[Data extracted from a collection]
━━━━━━━━━━━━━━━━

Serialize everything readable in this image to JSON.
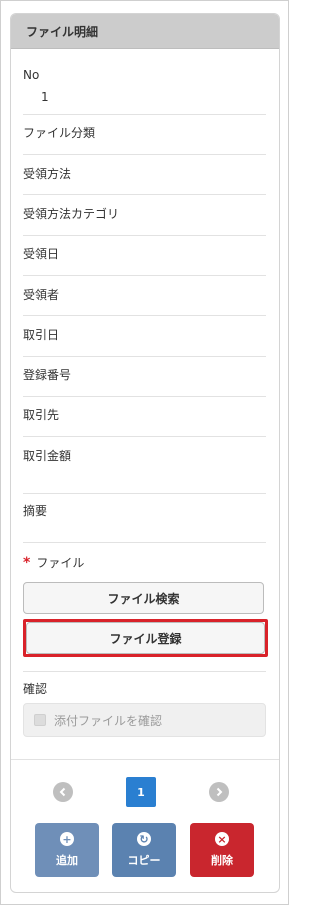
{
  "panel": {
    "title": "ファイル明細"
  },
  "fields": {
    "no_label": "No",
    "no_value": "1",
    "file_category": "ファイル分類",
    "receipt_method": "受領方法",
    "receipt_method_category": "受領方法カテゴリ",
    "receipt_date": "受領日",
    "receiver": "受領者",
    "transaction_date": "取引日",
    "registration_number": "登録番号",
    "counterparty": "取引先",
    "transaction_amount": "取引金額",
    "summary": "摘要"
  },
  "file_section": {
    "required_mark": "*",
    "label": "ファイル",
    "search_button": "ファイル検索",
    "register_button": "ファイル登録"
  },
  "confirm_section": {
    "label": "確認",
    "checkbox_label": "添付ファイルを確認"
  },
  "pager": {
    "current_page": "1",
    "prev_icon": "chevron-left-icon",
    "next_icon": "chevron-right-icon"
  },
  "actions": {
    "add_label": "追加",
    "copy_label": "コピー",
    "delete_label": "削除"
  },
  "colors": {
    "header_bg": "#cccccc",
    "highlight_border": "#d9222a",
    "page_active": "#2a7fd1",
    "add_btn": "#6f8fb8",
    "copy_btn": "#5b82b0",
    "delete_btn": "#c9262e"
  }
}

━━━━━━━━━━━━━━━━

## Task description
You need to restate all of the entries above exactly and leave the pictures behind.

## Exercise solution
Serialize everything readable in this image to JSON.
{
  "panel": {
    "title": "ファイル明細"
  },
  "fields": {
    "no_label": "No",
    "no_value": "1",
    "file_category": "ファイル分類",
    "receipt_method": "受領方法",
    "receipt_method_category": "受領方法カテゴリ",
    "receipt_date": "受領日",
    "receiver": "受領者",
    "transaction_date": "取引日",
    "registration_number": "登録番号",
    "counterparty": "取引先",
    "transaction_amount": "取引金額",
    "summary": "摘要"
  },
  "file_section": {
    "required_mark": "*",
    "label": "ファイル",
    "search_button": "ファイル検索",
    "register_button": "ファイル登録"
  },
  "confirm_section": {
    "label": "確認",
    "checkbox_label": "添付ファイルを確認"
  },
  "pager": {
    "current_page": "1",
    "prev_icon": "chevron-left-icon",
    "next_icon": "chevron-right-icon"
  },
  "actions": {
    "add_label": "追加",
    "copy_label": "コピー",
    "delete_label": "削除"
  },
  "colors": {
    "header_bg": "#cccccc",
    "highlight_border": "#d9222a",
    "page_active": "#2a7fd1",
    "add_btn": "#6f8fb8",
    "copy_btn": "#5b82b0",
    "delete_btn": "#c9262e"
  }
}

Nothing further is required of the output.